> **What is required**: From the line with "Parse this screenshot: output" down to the final line of the material below, quote every line exactly and leave out all lines before it.

---------- Study material

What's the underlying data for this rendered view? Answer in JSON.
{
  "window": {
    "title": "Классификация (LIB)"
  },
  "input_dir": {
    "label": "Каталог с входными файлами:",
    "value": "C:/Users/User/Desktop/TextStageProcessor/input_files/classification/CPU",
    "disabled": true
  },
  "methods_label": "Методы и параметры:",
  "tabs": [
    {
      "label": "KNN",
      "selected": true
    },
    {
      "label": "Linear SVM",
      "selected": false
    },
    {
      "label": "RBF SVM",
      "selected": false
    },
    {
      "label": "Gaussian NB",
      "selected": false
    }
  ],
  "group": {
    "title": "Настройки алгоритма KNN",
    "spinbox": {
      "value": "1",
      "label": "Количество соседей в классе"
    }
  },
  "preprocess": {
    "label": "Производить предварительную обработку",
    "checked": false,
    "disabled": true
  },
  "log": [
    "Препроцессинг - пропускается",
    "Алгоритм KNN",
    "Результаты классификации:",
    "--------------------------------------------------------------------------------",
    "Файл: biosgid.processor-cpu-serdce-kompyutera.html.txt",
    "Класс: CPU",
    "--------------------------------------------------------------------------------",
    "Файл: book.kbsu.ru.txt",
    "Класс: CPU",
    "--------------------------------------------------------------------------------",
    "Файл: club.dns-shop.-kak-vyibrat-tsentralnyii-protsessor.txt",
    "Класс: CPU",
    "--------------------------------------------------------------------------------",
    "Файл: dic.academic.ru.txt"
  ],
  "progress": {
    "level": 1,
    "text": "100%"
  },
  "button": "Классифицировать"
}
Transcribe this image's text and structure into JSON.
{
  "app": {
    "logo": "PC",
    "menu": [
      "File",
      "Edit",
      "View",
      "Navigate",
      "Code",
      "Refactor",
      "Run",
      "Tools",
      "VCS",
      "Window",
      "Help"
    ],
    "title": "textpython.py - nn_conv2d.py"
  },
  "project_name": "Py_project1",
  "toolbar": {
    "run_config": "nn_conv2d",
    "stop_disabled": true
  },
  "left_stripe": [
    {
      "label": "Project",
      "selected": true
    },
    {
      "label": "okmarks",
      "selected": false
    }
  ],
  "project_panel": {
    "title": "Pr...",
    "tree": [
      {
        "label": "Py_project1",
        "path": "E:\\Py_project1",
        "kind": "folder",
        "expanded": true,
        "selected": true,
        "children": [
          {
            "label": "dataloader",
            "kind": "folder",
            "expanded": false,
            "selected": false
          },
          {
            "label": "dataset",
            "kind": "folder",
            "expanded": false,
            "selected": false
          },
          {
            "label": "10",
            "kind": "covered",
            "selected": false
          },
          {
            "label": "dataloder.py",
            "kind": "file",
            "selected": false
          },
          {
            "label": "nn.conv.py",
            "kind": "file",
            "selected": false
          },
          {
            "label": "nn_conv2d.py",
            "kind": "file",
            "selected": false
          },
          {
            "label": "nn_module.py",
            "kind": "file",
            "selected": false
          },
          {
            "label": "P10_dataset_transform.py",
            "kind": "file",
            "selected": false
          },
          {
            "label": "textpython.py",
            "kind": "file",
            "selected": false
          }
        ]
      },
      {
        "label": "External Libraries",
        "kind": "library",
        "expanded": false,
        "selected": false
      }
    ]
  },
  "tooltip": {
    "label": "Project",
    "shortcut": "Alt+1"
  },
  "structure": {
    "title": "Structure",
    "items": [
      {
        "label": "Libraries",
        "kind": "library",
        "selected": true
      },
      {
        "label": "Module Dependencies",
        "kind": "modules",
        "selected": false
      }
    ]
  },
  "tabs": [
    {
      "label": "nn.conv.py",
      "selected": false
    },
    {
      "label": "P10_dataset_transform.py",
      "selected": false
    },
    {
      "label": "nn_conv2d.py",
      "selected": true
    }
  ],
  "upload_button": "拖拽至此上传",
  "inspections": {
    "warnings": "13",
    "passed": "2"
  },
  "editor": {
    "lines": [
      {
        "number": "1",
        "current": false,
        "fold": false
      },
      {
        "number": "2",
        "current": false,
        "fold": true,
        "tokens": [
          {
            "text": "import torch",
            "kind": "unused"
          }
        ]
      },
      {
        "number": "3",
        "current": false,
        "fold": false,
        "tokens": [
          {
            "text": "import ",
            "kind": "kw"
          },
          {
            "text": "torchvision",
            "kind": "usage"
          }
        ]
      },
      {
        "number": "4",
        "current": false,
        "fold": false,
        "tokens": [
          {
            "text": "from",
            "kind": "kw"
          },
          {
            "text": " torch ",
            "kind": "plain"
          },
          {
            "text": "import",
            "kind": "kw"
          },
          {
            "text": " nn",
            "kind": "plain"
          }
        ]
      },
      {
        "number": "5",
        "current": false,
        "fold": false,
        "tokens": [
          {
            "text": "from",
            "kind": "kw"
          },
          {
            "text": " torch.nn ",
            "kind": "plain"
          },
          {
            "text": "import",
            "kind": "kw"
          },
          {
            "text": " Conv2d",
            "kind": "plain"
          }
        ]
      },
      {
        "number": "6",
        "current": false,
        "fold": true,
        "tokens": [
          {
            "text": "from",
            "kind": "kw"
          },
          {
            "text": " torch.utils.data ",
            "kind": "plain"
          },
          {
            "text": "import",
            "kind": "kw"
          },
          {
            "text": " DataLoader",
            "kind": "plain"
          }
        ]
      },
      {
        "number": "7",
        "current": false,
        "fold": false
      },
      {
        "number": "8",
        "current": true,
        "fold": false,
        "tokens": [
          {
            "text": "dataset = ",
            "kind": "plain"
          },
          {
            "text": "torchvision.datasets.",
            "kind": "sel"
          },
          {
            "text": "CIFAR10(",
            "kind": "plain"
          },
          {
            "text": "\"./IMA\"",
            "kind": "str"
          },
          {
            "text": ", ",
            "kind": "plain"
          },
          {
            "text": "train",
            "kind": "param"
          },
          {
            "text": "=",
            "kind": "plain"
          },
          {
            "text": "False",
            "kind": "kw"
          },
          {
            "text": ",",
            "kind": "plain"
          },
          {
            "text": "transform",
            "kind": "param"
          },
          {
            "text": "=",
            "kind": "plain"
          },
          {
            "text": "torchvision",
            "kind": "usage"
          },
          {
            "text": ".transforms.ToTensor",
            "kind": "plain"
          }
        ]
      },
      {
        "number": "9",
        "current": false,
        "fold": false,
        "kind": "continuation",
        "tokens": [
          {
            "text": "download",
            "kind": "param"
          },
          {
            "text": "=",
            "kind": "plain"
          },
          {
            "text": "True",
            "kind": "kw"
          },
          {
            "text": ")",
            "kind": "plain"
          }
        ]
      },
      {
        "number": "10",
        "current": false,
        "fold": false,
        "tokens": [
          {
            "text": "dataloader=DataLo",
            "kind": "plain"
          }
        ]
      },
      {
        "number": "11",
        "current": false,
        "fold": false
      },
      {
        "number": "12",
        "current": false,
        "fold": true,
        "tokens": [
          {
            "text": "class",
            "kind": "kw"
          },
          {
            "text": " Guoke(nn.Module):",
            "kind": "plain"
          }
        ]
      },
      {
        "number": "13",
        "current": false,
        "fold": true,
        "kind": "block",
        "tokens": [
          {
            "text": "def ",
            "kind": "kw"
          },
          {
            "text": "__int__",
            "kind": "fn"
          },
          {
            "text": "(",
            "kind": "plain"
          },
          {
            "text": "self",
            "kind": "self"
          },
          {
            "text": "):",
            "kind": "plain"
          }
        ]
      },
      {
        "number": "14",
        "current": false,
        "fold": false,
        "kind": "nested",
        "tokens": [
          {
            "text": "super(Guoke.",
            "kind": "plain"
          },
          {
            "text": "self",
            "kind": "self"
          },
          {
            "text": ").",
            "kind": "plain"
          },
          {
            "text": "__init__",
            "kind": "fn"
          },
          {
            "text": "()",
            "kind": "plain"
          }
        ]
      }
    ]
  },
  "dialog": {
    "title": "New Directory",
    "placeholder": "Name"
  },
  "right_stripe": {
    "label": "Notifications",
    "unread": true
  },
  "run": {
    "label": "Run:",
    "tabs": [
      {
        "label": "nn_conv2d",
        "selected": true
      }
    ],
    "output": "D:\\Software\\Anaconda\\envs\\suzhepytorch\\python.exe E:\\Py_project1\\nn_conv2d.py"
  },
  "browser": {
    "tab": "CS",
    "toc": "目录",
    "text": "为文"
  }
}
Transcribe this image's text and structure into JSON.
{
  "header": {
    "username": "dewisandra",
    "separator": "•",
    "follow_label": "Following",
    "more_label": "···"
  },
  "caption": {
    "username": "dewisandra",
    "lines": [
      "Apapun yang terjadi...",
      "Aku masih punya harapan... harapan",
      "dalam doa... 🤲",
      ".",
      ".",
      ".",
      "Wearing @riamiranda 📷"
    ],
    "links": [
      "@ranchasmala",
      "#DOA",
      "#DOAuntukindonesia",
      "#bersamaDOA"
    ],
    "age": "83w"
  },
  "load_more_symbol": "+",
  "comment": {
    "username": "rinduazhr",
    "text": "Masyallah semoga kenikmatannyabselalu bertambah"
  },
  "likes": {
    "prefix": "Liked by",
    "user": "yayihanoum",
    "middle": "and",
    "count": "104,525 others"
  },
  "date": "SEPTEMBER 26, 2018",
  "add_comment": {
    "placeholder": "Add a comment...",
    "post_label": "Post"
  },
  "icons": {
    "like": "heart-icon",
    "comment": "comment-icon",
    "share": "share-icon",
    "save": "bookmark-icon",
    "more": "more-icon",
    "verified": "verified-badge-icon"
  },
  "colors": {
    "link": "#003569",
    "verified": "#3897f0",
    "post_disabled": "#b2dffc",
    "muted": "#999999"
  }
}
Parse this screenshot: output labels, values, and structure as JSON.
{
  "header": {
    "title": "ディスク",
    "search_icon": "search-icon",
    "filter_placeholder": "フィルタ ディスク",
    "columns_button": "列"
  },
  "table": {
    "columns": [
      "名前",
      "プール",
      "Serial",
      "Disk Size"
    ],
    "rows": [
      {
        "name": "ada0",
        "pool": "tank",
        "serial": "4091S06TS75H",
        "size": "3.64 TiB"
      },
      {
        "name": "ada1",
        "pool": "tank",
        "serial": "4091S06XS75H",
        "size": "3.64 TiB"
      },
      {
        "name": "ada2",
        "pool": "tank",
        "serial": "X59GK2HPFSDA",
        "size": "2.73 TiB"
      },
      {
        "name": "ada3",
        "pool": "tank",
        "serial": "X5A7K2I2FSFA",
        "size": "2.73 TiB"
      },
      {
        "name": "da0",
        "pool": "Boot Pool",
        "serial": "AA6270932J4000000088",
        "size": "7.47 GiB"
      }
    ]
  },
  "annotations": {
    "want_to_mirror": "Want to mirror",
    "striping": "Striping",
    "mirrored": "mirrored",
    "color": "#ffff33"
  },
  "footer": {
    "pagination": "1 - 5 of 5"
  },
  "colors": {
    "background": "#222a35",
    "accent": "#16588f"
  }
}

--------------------

> **Solution**:
Parse this screenshot: output labels, values, and structure as JSON.
{
  "header": {
    "title": "ディスク",
    "search_icon": "search-icon",
    "filter_placeholder": "フィルタ ディスク",
    "columns_button": "列"
  },
  "table": {
    "columns": [
      "名前",
      "プール",
      "Serial",
      "Disk Size"
    ],
    "rows": [
      {
        "name": "ada0",
        "pool": "tank",
        "serial": "4091S06TS75H",
        "size": "3.64 TiB"
      },
      {
        "name": "ada1",
        "pool": "tank",
        "serial": "4091S06XS75H",
        "size": "3.64 TiB"
      },
      {
        "name": "ada2",
        "pool": "tank",
        "serial": "X59GK2HPFSDA",
        "size": "2.73 TiB"
      },
      {
        "name": "ada3",
        "pool": "tank",
        "serial": "X5A7K2I2FSFA",
        "size": "2.73 TiB"
      },
      {
        "name": "da0",
        "pool": "Boot Pool",
        "serial": "AA6270932J4000000088",
        "size": "7.47 GiB"
      }
    ]
  },
  "annotations": {
    "want_to_mirror": "Want to mirror",
    "striping": "Striping",
    "mirrored": "mirrored",
    "color": "#ffff33"
  },
  "footer": {
    "pagination": "1 - 5 of 5"
  },
  "colors": {
    "background": "#222a35",
    "accent": "#16588f"
  }
}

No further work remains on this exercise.